It seems to be the way of all things technological; that the fire is repeatedly stolen from Heaven and placed into the hands of the proletariat to use as they see fit. The once difficult and expensive is inevitably set on a slope of devaluation, destined to become easy and cheap.
Examples of this transition abound: 20 years ago, who would have said that amateur, unsigned musicians would have the tools (sometimes for free) to produce their own, high quality tracks and distribute them worldwide at essentially zero cost? And crucially, all under their sole creative control and without a record label involved!
The same has happened with book publishing (especially in digital format), small scale audio broadcasting (podcasts), 3D computer graphics and video production. Both the demand and the creation of content is increasing in amateur and professional arenas and there’s a blurring of the lines between two. Take note of a statement on Teachable:
“From Snapchat to Periscope to Instagram video, GIFs and YouTube, it’s clear that content is trending toward videos and visual content. Reasons for this are rooted in the psychology of the brain and consumer behavior. According to The Next Web, studies show our brains not only process visuals faster, but they retain and transmit much more information when it’s delivered visually - all the things content marketers try to do”.

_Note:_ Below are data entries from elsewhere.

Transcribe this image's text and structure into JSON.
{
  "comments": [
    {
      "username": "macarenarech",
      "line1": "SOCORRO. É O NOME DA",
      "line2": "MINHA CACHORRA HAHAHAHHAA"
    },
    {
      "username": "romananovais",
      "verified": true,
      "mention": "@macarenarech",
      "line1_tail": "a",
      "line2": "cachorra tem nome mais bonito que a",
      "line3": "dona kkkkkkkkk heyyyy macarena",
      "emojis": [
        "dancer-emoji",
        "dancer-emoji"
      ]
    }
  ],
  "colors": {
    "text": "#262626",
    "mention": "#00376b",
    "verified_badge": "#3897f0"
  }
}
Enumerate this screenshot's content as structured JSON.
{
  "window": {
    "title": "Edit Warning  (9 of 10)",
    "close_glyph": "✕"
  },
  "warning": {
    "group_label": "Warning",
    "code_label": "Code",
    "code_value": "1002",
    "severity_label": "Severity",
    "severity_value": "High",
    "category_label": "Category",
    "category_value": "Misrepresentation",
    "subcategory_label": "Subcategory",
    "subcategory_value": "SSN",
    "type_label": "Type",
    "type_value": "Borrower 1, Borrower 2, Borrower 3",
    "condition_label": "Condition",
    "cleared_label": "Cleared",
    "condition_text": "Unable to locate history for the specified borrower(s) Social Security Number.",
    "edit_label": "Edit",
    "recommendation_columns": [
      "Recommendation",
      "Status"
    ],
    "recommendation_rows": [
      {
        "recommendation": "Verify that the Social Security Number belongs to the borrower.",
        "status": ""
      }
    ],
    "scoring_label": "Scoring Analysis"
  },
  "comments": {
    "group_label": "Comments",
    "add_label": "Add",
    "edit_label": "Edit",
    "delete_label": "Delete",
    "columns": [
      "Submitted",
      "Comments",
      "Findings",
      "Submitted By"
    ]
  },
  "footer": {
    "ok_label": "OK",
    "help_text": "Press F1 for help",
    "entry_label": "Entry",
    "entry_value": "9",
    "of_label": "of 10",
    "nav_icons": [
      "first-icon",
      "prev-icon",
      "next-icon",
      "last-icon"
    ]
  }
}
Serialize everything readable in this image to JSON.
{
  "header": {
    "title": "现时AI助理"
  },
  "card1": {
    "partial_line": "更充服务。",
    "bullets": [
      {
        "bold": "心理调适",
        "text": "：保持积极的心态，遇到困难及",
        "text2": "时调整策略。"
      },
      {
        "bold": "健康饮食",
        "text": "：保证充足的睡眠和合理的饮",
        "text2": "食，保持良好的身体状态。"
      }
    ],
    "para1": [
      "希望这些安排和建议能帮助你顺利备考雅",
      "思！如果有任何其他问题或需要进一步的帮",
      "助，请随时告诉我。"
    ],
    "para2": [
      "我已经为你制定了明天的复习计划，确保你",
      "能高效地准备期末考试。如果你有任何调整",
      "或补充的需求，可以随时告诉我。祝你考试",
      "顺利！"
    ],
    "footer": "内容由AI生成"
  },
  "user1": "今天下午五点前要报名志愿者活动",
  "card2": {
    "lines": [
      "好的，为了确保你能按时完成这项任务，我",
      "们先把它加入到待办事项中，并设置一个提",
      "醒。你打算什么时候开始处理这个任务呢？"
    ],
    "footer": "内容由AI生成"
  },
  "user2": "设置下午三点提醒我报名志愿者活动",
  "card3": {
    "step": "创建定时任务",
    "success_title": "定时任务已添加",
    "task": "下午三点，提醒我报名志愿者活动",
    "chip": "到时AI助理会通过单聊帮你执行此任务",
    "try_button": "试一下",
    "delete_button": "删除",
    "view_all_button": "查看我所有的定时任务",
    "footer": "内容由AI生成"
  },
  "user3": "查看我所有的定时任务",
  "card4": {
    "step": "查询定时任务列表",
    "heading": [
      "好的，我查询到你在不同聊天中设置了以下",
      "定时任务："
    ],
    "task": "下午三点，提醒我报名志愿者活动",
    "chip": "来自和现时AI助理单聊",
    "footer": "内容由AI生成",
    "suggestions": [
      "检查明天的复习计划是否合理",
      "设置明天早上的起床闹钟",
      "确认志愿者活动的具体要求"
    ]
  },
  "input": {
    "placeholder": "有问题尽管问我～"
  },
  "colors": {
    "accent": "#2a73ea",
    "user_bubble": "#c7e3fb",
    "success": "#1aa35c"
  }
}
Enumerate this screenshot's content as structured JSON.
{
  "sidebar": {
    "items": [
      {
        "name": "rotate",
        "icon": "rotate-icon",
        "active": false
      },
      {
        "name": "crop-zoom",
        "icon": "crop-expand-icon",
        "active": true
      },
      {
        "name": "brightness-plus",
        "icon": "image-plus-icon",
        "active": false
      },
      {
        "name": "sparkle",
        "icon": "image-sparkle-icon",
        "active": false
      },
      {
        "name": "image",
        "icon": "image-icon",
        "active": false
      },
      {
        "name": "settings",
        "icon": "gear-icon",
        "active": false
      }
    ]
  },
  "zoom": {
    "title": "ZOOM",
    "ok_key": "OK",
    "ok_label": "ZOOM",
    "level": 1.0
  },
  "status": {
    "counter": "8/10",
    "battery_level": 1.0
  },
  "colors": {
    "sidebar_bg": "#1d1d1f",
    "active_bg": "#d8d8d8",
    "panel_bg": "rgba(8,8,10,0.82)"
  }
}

So why isn’t everybody a business mogul with their own video empire? Why do we still have record labels and the BBC? Well, the answers are somewhat convoluted and not wholly concerned with purely creative issues, but let’s look at some of the factors at hand.
Ubiquity cheapens everything. This is simply down to market forces. The more you have of something, the less relative worth any single instance of it possess. Quality video/audio production used to be the exclusive domain of expensive, professional organisations and studios. Now, most of us who own a mobile phone have the capacity to produce either or both on some level, and to distribute the results internationally. This was unthinkable a mere two decades ago for most of us.
What was once amazing is now unremarkable, even commonplace to the point where it passes by unnoticed. If everyone is a star, then effectively there are no stars. Having easy access to powerful tools does not automatically make anyone creative or motivated, it just makes the work process easier.
Technology may provide an easy way to create content and distribute it, but not everyone who comes into contact with it will be capable. And now that anyone can potentially do something remarkable with the video camera on their phone, the bar of perceived excellence is raised proportionally, as is the number of creative voices calling to be heard. As a result, the struggle to succeed can be more about promotion than inherent ability. Arguably it has always been about this to a large degree, but never more so than today.
Paradoxically we grasp at the opportunities that technology grants us, in order to acquire the magic and ultimately render it normal to us, yet we still treasure that which is special, in relative terms. Once the magical becomes ubiquitous, we look further for the magical once more, like a child that is never satisfied. Perhaps that drives some notion of progress?
So, as long as there are those whom we perceive as being a tier above us, then there will always be an industry of professionals and the rest of us - even though the quality gap between the two is ever narrowing and the whole mechanism that perpetuates this notion is a psychological construct anyway. In terms of relative status (sometimes the only difference), for those on a theoretically higher tier, it’s a relationship that must be maintained in order to preserve vested interests!
Once in while, there comes a movement that strips the emperor of his gleaming, but ultimately insubstantial new clothes to reveal that anyone (or at least many) can do it with some level of validity outside of right, wrong, professional or unprofessional. It’s that Punk ideal again. Bring it on.